This is the only terrestrial Callitriche in New York. When in a vegetative state, it is more likely to be confused with some common liverworts. It may sometimes be found along the edge of a tidal or mudflat area, but most likely not in an area where it may be submerged. In this environment, fruiting specimens are needed to distinguish it from the other tiny mudflat plants.
Callitriche terrestris flowers from mid April through July, and the fruits persist from July through September.
The time of year you would expect to find Terrestrial Starwort fruiting in New York.
Callitriche terrestris Raf.
Crow, Garrett E. and C. Barre Hellquist. 2000. Aquatic and Wetland Plants of Northeastern North America: A revised and enlarged edition of Norman C. Fassett's a Manual of Aquatic Plants. Volume One: Pteridophytes, Gymnosperms, and Angiosperms: Dicotyledons. The University of Wisconsin Press. Madison, Wisconsin. 536 Pages.
Fernald, M.L. 1950. Gray's manual of botany. 8th edition. D. Van Nostrand, New York. 1632 pp.
Gleason, Henry A. and A. Cronquist. 1991. Manual of Vascular Plants of Northeastern United States and Adjacent Canada. The New York Botanical Garden, Bronx, New York. 910 pp.
Holmgren, Noel. 1998. The Illustrated Companion to Gleason and Cronquist's Manual. Illustrations of the Vascular Plants of Northeastern United States and Adjacent Canada. The New York Botanical Garden, Bronx, New York.
New York Natural Heritage Program. 2010. Biotics database. New York Natural Heritage Program. New York State Department of Environmental Conservation. Albany, NY.
New York Natural Heritage Program. 2019. New York Natural Heritage Program Databases. Albany, NY.
Reschke, Carol. 1990. Ecological communities of New York State. New York Natural Heritage Program, New York State Department of Environmental Conservation. Latham, NY. 96 pp. plus xi.
Rhoads, Ann F. and Timothy A. Block. 2000. The Plants of Pennsylvania, an Illustrated Manual. University of Pennsylvania Press, Philadelphia, PA.
Weldy, T. and D. Werier. 2010. New York flora atlas. [S.M. Landry, K.N. Campbell, and L.D. Mabe (original application development), Florida Center for Community Design and Research http://www.fccdr.usf.edu/. University of South Florida http://www.usf.edu/]. New York Flora Association http://www.nyflora.org/, Albany, New York
Weldy, Troy W. and David Werier. 2005. New York Flora Atlas. [S.M. Landry, K.N. Campbell, and L.D. Mabe (original application development), Florida Center for Community Design and Research. University of South Florida]. New York Flora Association, Albany, NY. Available on the web at (http://atlas.nyflora.org/).
Information for this guide was last updated on: January 18, 2008

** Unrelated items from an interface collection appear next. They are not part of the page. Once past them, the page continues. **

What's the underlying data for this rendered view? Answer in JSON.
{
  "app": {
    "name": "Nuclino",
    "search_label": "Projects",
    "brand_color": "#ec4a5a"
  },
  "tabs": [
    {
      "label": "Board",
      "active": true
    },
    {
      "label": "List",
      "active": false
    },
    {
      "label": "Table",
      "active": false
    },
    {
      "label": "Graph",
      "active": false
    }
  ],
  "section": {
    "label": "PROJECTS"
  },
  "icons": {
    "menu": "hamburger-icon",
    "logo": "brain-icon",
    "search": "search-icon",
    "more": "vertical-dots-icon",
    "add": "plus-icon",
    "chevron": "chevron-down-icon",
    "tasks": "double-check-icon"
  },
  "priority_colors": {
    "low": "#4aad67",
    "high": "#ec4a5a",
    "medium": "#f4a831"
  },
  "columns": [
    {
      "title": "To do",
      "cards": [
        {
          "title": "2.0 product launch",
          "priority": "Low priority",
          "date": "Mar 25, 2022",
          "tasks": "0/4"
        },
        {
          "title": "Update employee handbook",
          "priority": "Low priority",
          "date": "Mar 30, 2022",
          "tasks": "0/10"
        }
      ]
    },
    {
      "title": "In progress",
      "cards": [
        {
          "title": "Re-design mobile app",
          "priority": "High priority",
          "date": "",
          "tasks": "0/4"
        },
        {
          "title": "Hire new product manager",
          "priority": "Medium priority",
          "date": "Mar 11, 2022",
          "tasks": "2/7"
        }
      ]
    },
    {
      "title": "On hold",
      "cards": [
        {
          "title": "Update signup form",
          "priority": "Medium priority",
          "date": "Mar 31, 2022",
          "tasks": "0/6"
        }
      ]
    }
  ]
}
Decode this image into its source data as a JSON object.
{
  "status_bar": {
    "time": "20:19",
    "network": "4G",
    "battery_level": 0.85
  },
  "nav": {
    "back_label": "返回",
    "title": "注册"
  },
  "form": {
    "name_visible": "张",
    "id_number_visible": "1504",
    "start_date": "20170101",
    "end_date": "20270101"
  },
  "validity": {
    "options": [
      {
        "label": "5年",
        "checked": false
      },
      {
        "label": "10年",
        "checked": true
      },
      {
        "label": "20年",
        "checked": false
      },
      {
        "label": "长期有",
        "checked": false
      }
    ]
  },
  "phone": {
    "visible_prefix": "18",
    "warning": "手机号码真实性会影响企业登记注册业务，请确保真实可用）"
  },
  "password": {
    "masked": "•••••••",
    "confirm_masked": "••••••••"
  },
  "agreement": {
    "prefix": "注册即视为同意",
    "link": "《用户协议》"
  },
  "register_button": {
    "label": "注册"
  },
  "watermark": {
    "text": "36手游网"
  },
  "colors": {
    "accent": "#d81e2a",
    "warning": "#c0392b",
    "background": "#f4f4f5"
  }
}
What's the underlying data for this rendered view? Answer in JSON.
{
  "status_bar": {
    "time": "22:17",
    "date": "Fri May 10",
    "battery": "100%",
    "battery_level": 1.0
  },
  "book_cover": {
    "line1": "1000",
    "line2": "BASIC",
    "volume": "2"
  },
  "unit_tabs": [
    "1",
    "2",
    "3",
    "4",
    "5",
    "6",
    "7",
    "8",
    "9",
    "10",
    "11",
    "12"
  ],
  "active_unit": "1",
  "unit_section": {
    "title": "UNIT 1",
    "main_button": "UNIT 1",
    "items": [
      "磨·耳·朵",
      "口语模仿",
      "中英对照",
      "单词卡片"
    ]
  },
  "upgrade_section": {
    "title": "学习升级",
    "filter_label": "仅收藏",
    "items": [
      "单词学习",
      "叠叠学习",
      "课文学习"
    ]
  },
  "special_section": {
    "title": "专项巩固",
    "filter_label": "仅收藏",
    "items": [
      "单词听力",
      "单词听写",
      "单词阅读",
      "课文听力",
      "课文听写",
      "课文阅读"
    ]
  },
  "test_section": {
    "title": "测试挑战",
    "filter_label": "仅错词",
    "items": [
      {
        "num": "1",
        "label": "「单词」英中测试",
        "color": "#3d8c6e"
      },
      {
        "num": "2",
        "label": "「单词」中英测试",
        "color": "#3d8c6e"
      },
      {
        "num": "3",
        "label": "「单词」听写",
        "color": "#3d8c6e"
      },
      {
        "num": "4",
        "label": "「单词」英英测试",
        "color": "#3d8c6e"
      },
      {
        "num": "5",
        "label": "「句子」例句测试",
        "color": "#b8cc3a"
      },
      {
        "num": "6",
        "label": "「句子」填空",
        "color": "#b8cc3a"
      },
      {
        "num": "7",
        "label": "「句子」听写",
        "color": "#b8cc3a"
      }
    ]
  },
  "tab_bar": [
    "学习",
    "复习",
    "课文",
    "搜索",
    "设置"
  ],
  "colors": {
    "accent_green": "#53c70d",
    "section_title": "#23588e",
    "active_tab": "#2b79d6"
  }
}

Please cite this page as:
New York Natural Heritage Program. 2019. Online Conservation Guide for Callitriche terrestris. Available from: https://guides.nynhp.org/terrestrial-starwort/. Accessed January 17, 2019.